Born in Boston, raised in Granada and living in Madrid, London and the US, Marcaide rightly considers herself a citizen of the world. Now that’s his dream valencia becomes a hotspot for impact and sustainability.
“You can start something great anywhere in the world, but you have to be very connected. For me, spending time internationally, then being there valencia being part of a global company opened my eyes to what it means to be globally connected,” he says. “It’s just a matter of hooking up and connecting with like-minded people, and there are a lot of them.”
He believes that while valencia may not become the largest tech hub in the world, it could become the most articulate, connected and functional – at least that’s what he’d like to see happen.
‘When I came to valencia in 2010 and when I met the ecosystem I was missing that sense of global connection and global ambition – I think that’s completely changed,” he says.
Field of dreams
Marcaide says he would like to break ground in Barrio la Pinada tomorrow, but is awaiting building permits from the Valencian authorities. At the moment, there is no planned date when the brainchild of the entrepreneur would open its doors.
La Pinada was designed as a self-contained, carbon neutral community. By consulting people about what they would like their daily lives to look like, the Zubi team realized that everyone wanted things simpler in terms of how they live, work, pick up kids from school, and so on.
“Cities are not that organized, normally you live somewhere, you work somewhere else, school is somewhere else and you spend half your day on the road – a lot of social and environmental issues have arisen right from that,” explains Marcaide. .
The Pinada project has created opportunities for new startups that can support this dream, such as companies working in the fields of energy, waste and the circular economy. In addition to housing, the goal is to have schools, co-working spaces, living spaces and a broad community mix of young and old, professionals, families and single people.
“I think we’re at that hockey stick point at Zubi Group, when you start putting the pieces together and delivering value much faster,” says Marcaide. “We’ve laid a lot of the foundations and the team, so Zubi will be much more global in 10 years, a different order of magnitude from where we are today.”
If you want to experience the Valencian ecosystem for yourself and listen to Iker Marcaide on stage, we have something special for our loyal readers.

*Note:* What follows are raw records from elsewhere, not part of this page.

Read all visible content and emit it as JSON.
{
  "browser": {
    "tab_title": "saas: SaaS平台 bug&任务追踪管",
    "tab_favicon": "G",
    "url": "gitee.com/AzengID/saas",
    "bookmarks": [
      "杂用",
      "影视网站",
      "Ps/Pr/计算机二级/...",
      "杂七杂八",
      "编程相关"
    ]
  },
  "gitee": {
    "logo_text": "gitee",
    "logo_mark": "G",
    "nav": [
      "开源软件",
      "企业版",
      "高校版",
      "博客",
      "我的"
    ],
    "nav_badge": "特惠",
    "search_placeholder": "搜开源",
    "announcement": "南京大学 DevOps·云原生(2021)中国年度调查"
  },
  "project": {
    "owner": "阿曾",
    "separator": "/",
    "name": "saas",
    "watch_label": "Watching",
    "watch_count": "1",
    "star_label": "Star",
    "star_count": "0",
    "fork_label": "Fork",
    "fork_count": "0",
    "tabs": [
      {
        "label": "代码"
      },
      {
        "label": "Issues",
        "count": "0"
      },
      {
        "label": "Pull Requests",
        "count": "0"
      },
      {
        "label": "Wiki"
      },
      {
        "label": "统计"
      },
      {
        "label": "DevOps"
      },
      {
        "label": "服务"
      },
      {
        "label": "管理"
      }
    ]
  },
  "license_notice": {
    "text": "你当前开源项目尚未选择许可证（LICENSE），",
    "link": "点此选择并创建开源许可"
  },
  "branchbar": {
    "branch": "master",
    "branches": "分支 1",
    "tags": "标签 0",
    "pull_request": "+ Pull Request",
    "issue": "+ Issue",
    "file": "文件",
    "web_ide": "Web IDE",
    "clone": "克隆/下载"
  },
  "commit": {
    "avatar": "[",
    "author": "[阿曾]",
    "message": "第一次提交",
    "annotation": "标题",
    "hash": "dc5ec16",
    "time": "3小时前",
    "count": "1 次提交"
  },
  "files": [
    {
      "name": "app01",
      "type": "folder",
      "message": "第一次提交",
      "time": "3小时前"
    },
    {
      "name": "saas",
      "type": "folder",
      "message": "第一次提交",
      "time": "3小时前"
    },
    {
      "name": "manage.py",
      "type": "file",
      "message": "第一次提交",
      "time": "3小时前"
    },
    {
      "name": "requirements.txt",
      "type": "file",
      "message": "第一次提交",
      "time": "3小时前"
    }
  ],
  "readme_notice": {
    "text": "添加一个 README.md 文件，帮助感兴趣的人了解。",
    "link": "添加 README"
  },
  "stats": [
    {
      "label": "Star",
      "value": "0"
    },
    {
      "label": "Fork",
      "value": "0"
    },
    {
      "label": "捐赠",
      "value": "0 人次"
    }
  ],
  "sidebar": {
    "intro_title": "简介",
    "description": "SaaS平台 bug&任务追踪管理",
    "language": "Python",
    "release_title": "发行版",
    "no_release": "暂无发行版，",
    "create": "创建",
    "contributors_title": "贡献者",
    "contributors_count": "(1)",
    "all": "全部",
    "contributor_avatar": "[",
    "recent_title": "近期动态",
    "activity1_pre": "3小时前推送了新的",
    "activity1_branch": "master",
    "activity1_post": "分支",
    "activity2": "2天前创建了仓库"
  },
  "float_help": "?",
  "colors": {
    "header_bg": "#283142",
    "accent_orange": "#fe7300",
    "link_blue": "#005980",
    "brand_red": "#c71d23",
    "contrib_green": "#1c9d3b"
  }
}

Use the promotional code TNWVAL30 and receive a 30% discount on your business conference pass for Applied Sciences Valencia.